1 Feb 2017
To improve graduation rates, districts and schools need clear, evidence-based information about the impact of dropout prevention strategies. Check & Connect is a mentoring program designed to promote positive outcomes (including student engagement, progress and persistence, and school completion) through the provision of continuous, individualized student support. This research brief describes a longitudinal study of Check & Connect in a large, urban district in California.
13 Dec 2016
Education has borrowed many ideas from the medical field. Now a new initiative shows the exchange isn’t just a one-way street. Bookmarking, a widely-used method for establishing student proficiency levels in major education tests—such as the National Assessment of Educational Progress—is being adapted to healthcare so patients and their families can better communicate the severity of symptoms. In this blog post Michelle Langer and Ellen Schultz explain this innovative new approach.
8 Dec 2016
At 21, many foster youth “age out” of financial benefits and supports from the child welfare system—before they even finish college. Given the challenges they face, it’s not surprising that only 3 to 10 percent of them earn undergraduate degrees compared with 34 percent of young adults who weren’t in foster care. What can states do to ensure foster youth have the support they need to graduate from college? In this blog post, Patricia Campie provides an overview of the educational challenges foster students face in the transition to college.
1 Dec 2016
With 10,000 Baby Boomers turning 65 each day, policy makers are facing the following critical questions about how to meet the requirements of an aging society. This brief is the first in a two-part series about policies and programs that provide resources and services for aging in place.
1 Dec 2016
The “graying of America” calls for new solutions to enable older Americans to age in place in their communities of choice. This issue brief reviews three community-based models—cohousing, villages, and livable communities—that are filling critical gaps in services directed at those who want to age in place.
19 Oct 2016
Eighty-four percent of foster kids say they want to attend college, but only 20 percent will enroll and, at most, 6 percent will earn a bachelor’s degree. What can be done to help foster youths achieve their educational aspirations? In this blog post, Patricia Campie provides an overview of the educational challenges foster students face and highlights a new program that aims to train foster families to build a college-going culture in their homes.
12 Oct 2016
As the next Medicare annual open enrollment period approaches, millions of Medicare beneficiaries must decide whether to change their coverage options. AIR researchers found that many beneficiaries are overwhelmed by Medicare’s complexity and could benefit from one-on-one counseling to help them make better choices.

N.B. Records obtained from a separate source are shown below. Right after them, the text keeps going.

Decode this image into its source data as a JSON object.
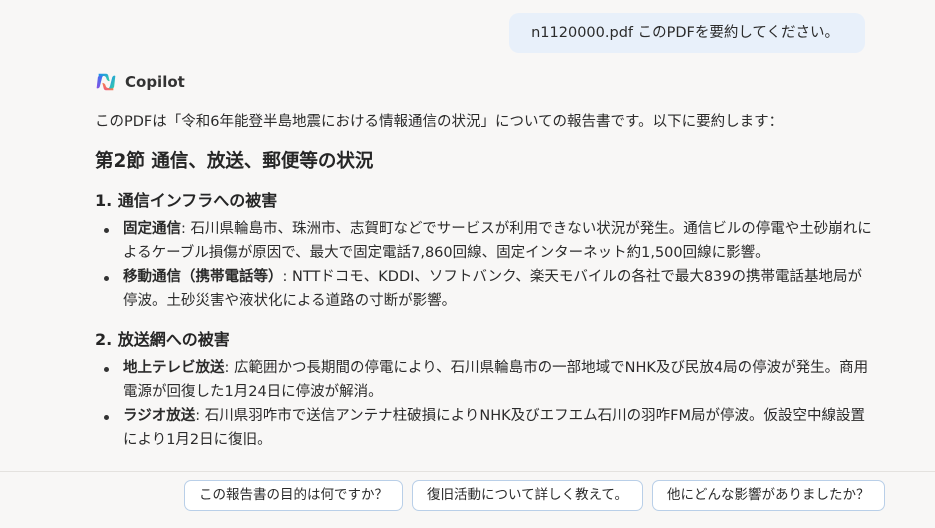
{
  "user_message": {
    "text": "n1120000.pdf このPDFを要約してください。"
  },
  "assistant": {
    "name": "Copilot",
    "logo_icon": "copilot-logo-icon",
    "intro": "このPDFは「令和6年能登半島地震における情報通信の状況」についての報告書です。以下に要約します：",
    "heading": "第2節 通信、放送、郵便等の状況",
    "sections": [
      {
        "title": "1. 通信インフラへの被害",
        "items": [
          {
            "term": "固定通信",
            "text": ": 石川県輪島市、珠洲市、志賀町などでサービスが利用できない状況が発生。通信ビルの停電や土砂崩れによるケーブル損傷が原因で、最大で固定電話7,860回線、固定インターネット約1,500回線に影響。"
          },
          {
            "term": "移動通信（携帯電話等）",
            "text": ": NTTドコモ、KDDI、ソフトバンク、楽天モバイルの各社で最大839の携帯電話基地局が停波。土砂災害や液状化による道路の寸断が影響。"
          }
        ]
      },
      {
        "title": "2. 放送網への被害",
        "items": [
          {
            "term": "地上テレビ放送",
            "text": ": 広範囲かつ長期間の停電により、石川県輪島市の一部地域でNHK及び民放4局の停波が発生。商用電源が回復した1月24日に停波が解消。"
          },
          {
            "term": "ラジオ放送",
            "text": ": 石川県羽咋市で送信アンテナ柱破損によりNHK及びエフエム石川の羽咋FM局が停波。仮設空中線設置により1月2日に復旧。"
          }
        ]
      }
    ]
  },
  "suggestions": [
    "この報告書の目的は何ですか？",
    "復旧活動について詳しく教えて。",
    "他にどんな影響がありましたか？"
  ],
  "colors": {
    "background": "#f8f7f6",
    "user_bubble": "#e8f0fa",
    "chip_border": "#b9cfe8"
  }
}
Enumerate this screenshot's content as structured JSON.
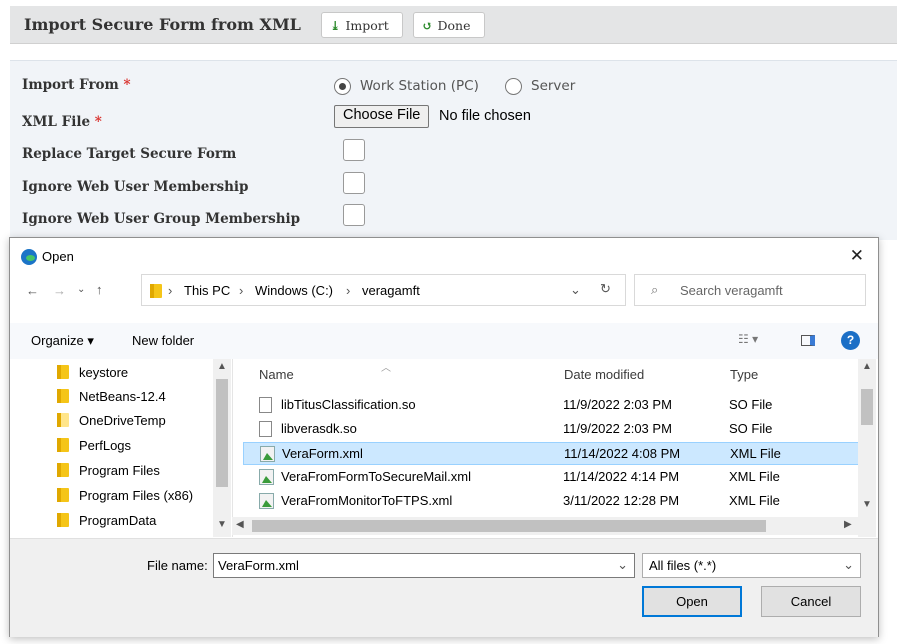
{
  "header": {
    "title": "Import Secure Form from XML",
    "import_label": "Import",
    "done_label": "Done"
  },
  "form": {
    "import_from_label": "Import From",
    "xml_file_label": "XML File",
    "replace_label": "Replace Target Secure Form",
    "ignore_user_label": "Ignore Web User Membership",
    "ignore_group_label": "Ignore Web User Group Membership",
    "required_mark": "*",
    "radio_pc": "Work Station (PC)",
    "radio_server": "Server",
    "selected_source": "Work Station (PC)",
    "choose_file": "Choose File",
    "no_file": "No file chosen"
  },
  "dialog": {
    "title": "Open",
    "breadcrumb": [
      "This PC",
      "Windows (C:)",
      "veragamft"
    ],
    "search_placeholder": "Search veragamft",
    "organize": "Organize ▾",
    "new_folder": "New folder",
    "nav_items": [
      "keystore",
      "NetBeans-12.4",
      "OneDriveTemp",
      "PerfLogs",
      "Program Files",
      "Program Files (x86)",
      "ProgramData"
    ],
    "columns": [
      "Name",
      "Date modified",
      "Type"
    ],
    "files": [
      {
        "name": "libTitusClassification.so",
        "date": "11/9/2022 2:03 PM",
        "type": "SO File"
      },
      {
        "name": "libverasdk.so",
        "date": "11/9/2022 2:03 PM",
        "type": "SO File"
      },
      {
        "name": "VeraForm.xml",
        "date": "11/14/2022 4:08 PM",
        "type": "XML File"
      },
      {
        "name": "VeraFromFormToSecureMail.xml",
        "date": "11/14/2022 4:14 PM",
        "type": "XML File"
      },
      {
        "name": "VeraFromMonitorToFTPS.xml",
        "date": "3/11/2022 12:28 PM",
        "type": "XML File"
      }
    ],
    "selected_file": "VeraForm.xml",
    "file_name_label": "File name:",
    "file_name_value": "VeraForm.xml",
    "file_type": "All files (*.*)",
    "open_label": "Open",
    "cancel_label": "Cancel"
  }
}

12 Oct 2016
The age when citizens can collect full Social Security retirement benefits is rising as people stay in the workforce longer, slowly fraying the enrollment link between Social Security and Medicare and increasing confusion. This brief addresses the problems that result and suggests solutions.